Genre: Contemporary detective mystery
URL: Dancing Fool Press
Price: $US 4.99
Other Information/warnings: graphic violence (including against women), references to miscarriage.
Summary [from the publisher]:
It couldn’t be simpler. All Evan Austin needed to do was find R.J. Gibson before his eighteenth birthday and the kid would inherit a huge trust fund. Everybody would go home happy: R.J. would be set for life, the mom would appease her guilt, and maybe Evan would finally be able to put a tragic case from his past behind him.
But nothing in life is ever that easy. Adding to the confusion are a young woman whose boyfriend liked to slap her around and the murder of an Assistant U.S. District Attorney, for which one of Evan’s former clients is now a suspect. Throw in his growing attraction to R.J.’s guardian, artist Roman Cavanaugh, plus the Mariners having another really bad season, and Evan’s got a bit more on his plate than he can handle.
Not that it’s ever stopped him before.
My review: The minimum I ask for in any book with a central character is that he or she be good at their job. If they’re a hero, they should be brave and clever. If they’re a doctor, they should be a really terrific doctor. And if they’re a private detective, they should have an IQ higher than your average houseplant.
Which is where Evan Austin fails. He’s an idiot. I got sick of counting the places where he did something so conspicuously stupid, which of course led to some disaster or other for him or someone else. If you’re offered a job against your better judgement and it stinks to high heaven, why don’t you ask some questions, hmmm? If you suspect the bad guys might be after the poor innocent good guys, then why doesn’t it occur to you the bad guys might have you tailed? If you’re being lured to a place so you can be beaten up, and the reader can tell even if you can’t, then you’re just not very good at your job. If you spot a clause in a document which gives an gold-plated motive to already known villains of a murderous bent to *murder* someone, then you don’t just forget about that motive and act all shocked and amazed when duh, someone tries to kill that other person.
Not only is the central character an idiot, this story is padded to hell and back with at least two completely unnecessary subplots – one concerning Evan’s ex-lover who has no other role to play in the story except turn up and show that Evan had Moved On; and the other, a rather unpleasantly racist drama about a drug-dealing black man and the woman he beats up on from time to time. Nothing stereotyped about that portrayal, no sirree. This long subplot also has nothing whatsoever to do with the main plot, and appears to exist to provide hurt/comfort opportunities and to show that Evan is a completely useless detective kind and wonderful to women unlike those black guys.
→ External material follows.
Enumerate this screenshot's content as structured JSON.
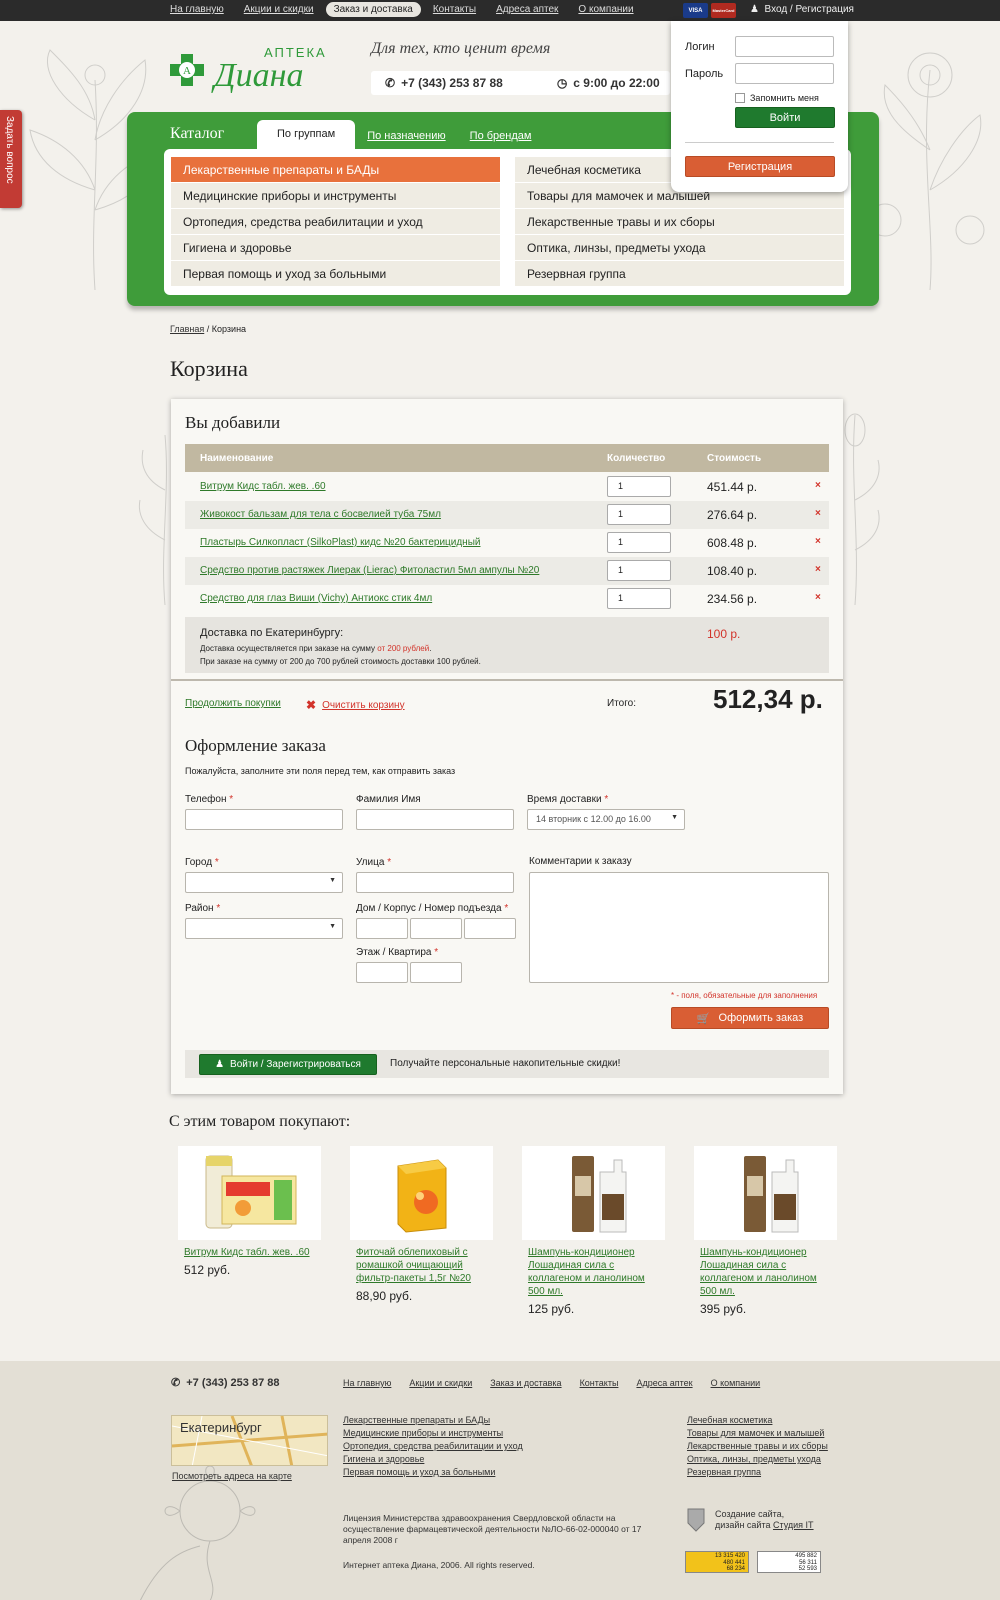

Add in the frequent dumps of back story about Evan’s parents, his hairdresser, his preferences in home improvement and other supposedly character-building detail which slow the already leaden pace of this story to a standstill, and you have 114,500 words which could have been 70,000 without losing anything essential to the plot or to our understanding of the character. Even in the bits of the story which actually advance the action, there was too much padding in the style. Detective stories need to be lean and mean and sharp. This was like a stale zucchini – flaccid and unappealing.
The characters don’t compensate for the turgid story telling. Evan is hardly mesmerising. Roman Cavanaugh is a decent sort, but he never comes alive, nor does his ward, R. J. Evan’s fascination with the villain later in the story was not mirrored in me, and ten minutes after finishing this overlong and overwritten epic, I couldn’t have told you anything about these people except Evan was white. Because he doesn’t beat up ladies or deal drugs, and punishes those who do. I certainly didn’t care what he did next.
This book reminded me why I so rarely pay for gay fiction, especially m/m. This was a dully written, poorly edited novel, with missing/extraneous words, and a female character’s surname changing back and forth between Williams and Washington. A book should leave you sorry it was over, but satisfied in how it ends. This did neither.
A time waster, but nothing more.